The problem with the current approach to green infrastructure, however, is not just that it is not really concerned with economic value of the sort that would clearly benefit citizens—which would actually be fair enough if the situation was dire and ecological collapse really was looming—but also that it is not principally concerned with the environment either. It wants to dig itself out of a hole; that is, invest more, build more, do more, in order to impact the environment less. Why? Because its aim is economic, albeit to the benefit of the global market forming around a high-tech, green-branded sector.
In fact, we risk updating aged infrastructure in ways that are at odds with our stated aims, not only with regards to the environment and social wellbeing, but also economic efficiency. One useful end towards which that one-third of the NextGen’s two trillion euro earmarked for the EU’s ‘Green Deal’ could be allocated is compensating companies that have absurdly invested in massive office spaces. These businesses could instead be incentivized to allow their employees to continue working from home. Ridding Europe of the electricity consumption of these buildings and the pollution that results from commuting would surely provide a greater benefit than renovating these buildings to be more energy efficient or burdening the public with congestion charges. We might even convert these buildings into parks and houses.
Meanwhile, remote working might improve our family life, reduce stress, and ultimately remove strain from the healthcare system. It may also render us more productive, and even allow people to come up with new ideas that add value to the economy, as creative thought is often hindered by excessively narrow performance parameters. Working from home could be combined with incentives to move to the countryside, given that investments are already being made to increase internet connectivity in those regions. Such an arrangement is ripe for the taking, as most companies have familiarized themselves with remote working during the previous quarantines. This is something of a cliché by now—it is constantly discussed, even if it remains offensive to much of the managerial class.

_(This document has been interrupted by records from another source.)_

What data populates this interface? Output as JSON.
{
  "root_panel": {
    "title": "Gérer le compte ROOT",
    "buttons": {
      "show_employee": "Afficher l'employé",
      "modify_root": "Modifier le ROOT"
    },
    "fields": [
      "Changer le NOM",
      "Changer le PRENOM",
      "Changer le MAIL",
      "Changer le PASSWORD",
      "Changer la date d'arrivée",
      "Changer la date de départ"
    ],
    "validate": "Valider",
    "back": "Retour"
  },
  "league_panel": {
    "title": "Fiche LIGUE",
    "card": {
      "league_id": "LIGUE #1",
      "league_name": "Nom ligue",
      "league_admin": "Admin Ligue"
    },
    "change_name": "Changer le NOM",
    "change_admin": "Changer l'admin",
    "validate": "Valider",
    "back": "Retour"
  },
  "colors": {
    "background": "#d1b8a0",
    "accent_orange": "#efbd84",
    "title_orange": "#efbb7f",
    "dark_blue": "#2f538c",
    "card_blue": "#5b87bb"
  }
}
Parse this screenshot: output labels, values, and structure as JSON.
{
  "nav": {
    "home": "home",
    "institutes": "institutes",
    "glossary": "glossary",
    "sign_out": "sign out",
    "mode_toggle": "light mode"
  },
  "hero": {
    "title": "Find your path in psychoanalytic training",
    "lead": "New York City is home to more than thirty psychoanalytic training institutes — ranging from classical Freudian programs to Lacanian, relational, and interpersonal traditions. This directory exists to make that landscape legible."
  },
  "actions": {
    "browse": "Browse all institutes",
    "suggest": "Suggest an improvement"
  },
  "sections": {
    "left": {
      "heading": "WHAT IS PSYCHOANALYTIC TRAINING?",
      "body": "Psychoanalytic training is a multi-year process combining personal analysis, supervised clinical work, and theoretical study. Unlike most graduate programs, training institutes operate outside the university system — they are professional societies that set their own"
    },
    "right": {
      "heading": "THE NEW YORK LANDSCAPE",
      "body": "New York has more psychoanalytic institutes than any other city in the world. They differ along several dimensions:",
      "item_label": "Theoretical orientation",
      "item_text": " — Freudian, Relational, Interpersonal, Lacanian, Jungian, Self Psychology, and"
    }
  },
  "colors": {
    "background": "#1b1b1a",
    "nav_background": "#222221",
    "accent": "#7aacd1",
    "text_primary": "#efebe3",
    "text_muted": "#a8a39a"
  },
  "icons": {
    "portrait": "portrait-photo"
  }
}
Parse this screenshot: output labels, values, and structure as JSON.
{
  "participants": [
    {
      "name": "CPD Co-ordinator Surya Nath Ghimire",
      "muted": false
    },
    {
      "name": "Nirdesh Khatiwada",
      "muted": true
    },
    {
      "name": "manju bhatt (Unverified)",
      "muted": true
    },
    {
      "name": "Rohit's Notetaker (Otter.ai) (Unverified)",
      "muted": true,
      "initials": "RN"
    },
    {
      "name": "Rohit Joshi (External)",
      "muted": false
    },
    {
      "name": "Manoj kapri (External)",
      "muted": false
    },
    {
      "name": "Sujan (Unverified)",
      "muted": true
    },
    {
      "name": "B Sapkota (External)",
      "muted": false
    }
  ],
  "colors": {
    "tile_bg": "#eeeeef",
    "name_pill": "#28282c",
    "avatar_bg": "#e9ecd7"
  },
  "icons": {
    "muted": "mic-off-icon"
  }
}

It is precisely such an arrangement that might function to redeem the limitations of the EU’s current funding period. It would likely facilitate job creation, as it allows for greater flexibility in matching employer and employee without regard to geography. Further, that vast swath of master’s degree-wielding young professionals who compete for positions in the expensive urban centers of Europe, all the while nursing ‘back to the land’ fantasies, would find a lower cost of living and healthier environment in which to start a family. This is one proposal among a potential myriad of ideas, but just as there is much that could go wrong with the present direction of things, there is also much that could be redirected, if there is enough will to do so.